In the wake of the European Union’s decision to compel Microsoft to cease bundling Teams with Office applications across Europe, Zoom’s CEO, Eric Yuan, has proposed that the United States Federal Trade Commission (FTC) consider similar actions within its borders.
In a collective effort to combat the rampant issue of scam calls, the Federal Trade Commission (FTC) joined forces with the Federal Communications Commission (FCC), state attorneys general, and various state and federal agencies to announce “Operation Stop Scam Calls” on July 18. This initiative brought together 102 participants, resulting in a total of 180 enforcement actions taken at the state and federal levels.
In an unyielding effort to combat the surge of illegal robocalls and fraudulent activities, the Federal Communications Commission (FCC) has issued stern advisories to seven gateway providers identified as potential collaborators in transmitting illicit traffic on behalf of overseas entities. This poses a significant risk to the integrity and security of U.S. phone networks.
In a groundbreaking move against the scourge of robocallers, the Federal Communications Commission (FCC) has announced a historic forfeiture of $300 million, showcasing their unwavering commitment to tackling the issue head-on. However, the question of when this record penalty will actually be paid remains an uncertainty.
The Competition and Markets Authority, UK’s competition watchdog, leans towards approving Broadcom’s monumental $61 billion takeover of VMware, after an in-depth Phase 2 investigation. The pivotal concern was whether it would discourage innovation due to reduced competition in the server market. However, the analysis suggests that competition in UK’s server hardware component supply won’t be notably hindered by the deal. This takes Broadcom a step closer to becoming one of the world’s largest server virtualisation software suppliers.
EU regulators approve Microsoft’s Activision Blizzard acquisition, amid concerns raised by UK’s CMA and US’s FTC. Microsoft commits to a ten-year agreement addressing competition issues in cloud gaming distribution, yet the future remains uncertain as global regulators’ decisions vary.
We may not always realize it, but we spend a good part of our lives online. We frequently reveal our names, addresses and credit card numbers when accessing shopping and social networking sites, and trust those sites to keep us and our information secure. You lock the door when you wish to keep your home safe. The same should apply on the Internet, where we can considerably limit our exposure to a variety of hazards by implementing a modest number of Internet safety measures. You know what they say – the Internet is like your front door: a lock doesn’t do much good if you leave the key under the welcome mat. Is it safe to be in the Internet? Learning about cybersecurity and online safety might feel like swimming through a sea of technical jargon. There are several cybersecurity terminologies to be familiar with, but we’ve selected a handful of…
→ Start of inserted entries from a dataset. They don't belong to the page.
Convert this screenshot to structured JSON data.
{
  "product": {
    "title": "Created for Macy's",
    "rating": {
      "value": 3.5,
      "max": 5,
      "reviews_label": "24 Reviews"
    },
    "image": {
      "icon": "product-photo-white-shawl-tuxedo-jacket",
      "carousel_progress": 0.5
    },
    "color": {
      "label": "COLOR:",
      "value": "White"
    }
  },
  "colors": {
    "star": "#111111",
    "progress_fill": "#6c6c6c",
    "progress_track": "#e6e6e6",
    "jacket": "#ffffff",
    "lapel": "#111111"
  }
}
Vonage to repay $100 million to customers Vonage has been fined by the US Federal Trade Commission for making it too difficult for customers to quit their VoIP services. A proposed court judgment forces Vonage to repay clients affected by its actions in the amount of $100 million. The penalty payment will be sent to the FTC, which has committed to distributing the relevant funds to all customers who are identified as being eligible for compensation. Read more at: https://tinyurl.com/4zxxaevh Arelion adds a new route for flexible trans-Atlantic traffic Arelion has announced the addition of a new flexible, high-capacity transmission route to its network. With the inclusion of this new route, Arelion’s clients will benefit from enhanced customizable routing diversity solutions for trans-Atlantic traffic that meet their specific requirements through a single, scalable end-to-end solution. This route will provide EU terrestrial extensions to client endpoints, as well as a US…
Robocalls calls have become a plague. It is estimated that Americans alone received more than 58.5 billion robocalls in 2019. While some robotic calls may be from legitimate sources, they can also be scams seeking to deceive or bully people to provide personal information.
Early on, robocalls were easy to detect and ignore because the calls came from an area code you did not recognize. However, the scam has become much more sophisticated with the increase in Voice over Internet Protocol (VoIP) dialing, which makes it relatively easy to “spoof” a phone number so that the caller ID shows a different number than the one actually calling.